PROBLEM TO SOLVE –
Check each line of the material, and show the ones that include the word "label".

SUPPLIED RECORDS –
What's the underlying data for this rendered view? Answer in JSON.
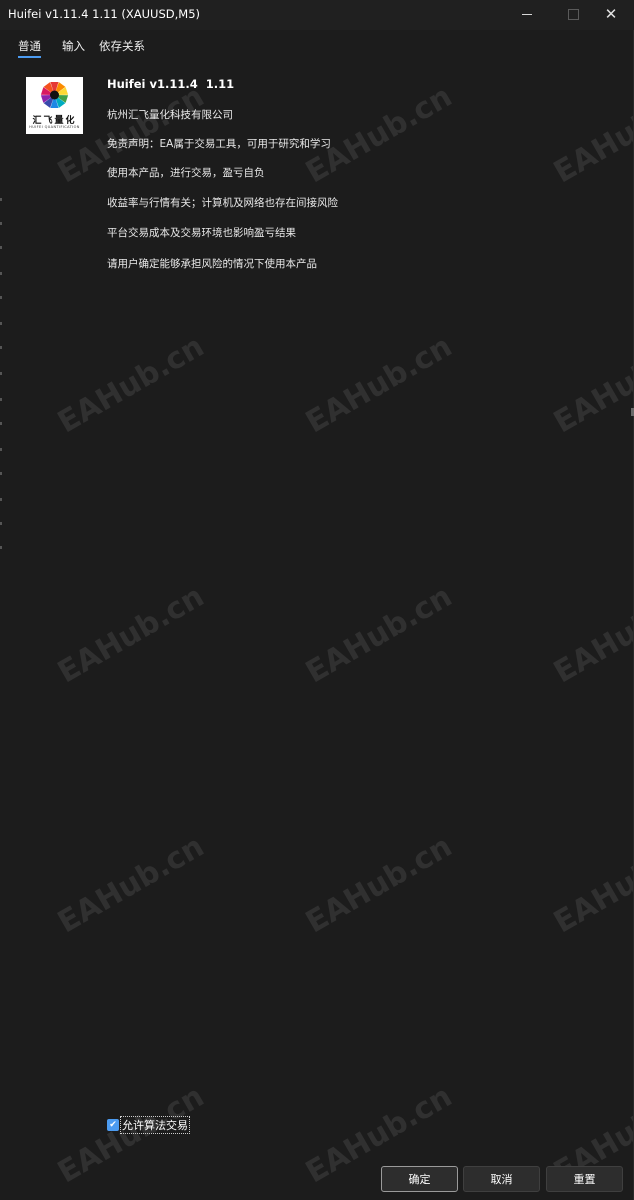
{
  "window": {
    "title": "Huifei v1.11.4  1.11 (XAUUSD,M5)",
    "controls": {
      "minimize": "minimize-icon",
      "maximize": "maximize-icon",
      "close": "close-icon",
      "close_glyph": "✕"
    }
  },
  "tabs": [
    {
      "label": "普通",
      "active": true
    },
    {
      "label": "输入",
      "active": false
    },
    {
      "label": "依存关系",
      "active": false
    }
  ],
  "logo": {
    "name_cn": "汇飞量化",
    "name_en": "HUIFEI QUANTIFICATION"
  },
  "info": {
    "title": "Huifei v1.11.4  1.11",
    "lines": [
      "杭州汇飞量化科技有限公司",
      "免责声明：EA属于交易工具，可用于研究和学习",
      "使用本产品，进行交易，盈亏自负",
      "收益率与行情有关；计算机及网络也存在间接风险",
      "平台交易成本及交易环境也影响盈亏结果",
      "请用户确定能够承担风险的情况下使用本产品"
    ]
  },
  "watermark": "EAHub.cn",
  "checkbox": {
    "label": "允许算法交易",
    "checked": true,
    "check_glyph": "✔"
  },
  "buttons": {
    "ok": "确定",
    "cancel": "取消",
    "reset": "重置"
  },
  "colors": {
    "background": "#1c1c1c",
    "titlebar": "#202020",
    "accent": "#4c9bf0",
    "text": "#ffffff"
  }
}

EXERCISE RESULT –
      "label": "普通",
      "label": "输入",
      "label": "依存关系",
    "label": "允许算法交易",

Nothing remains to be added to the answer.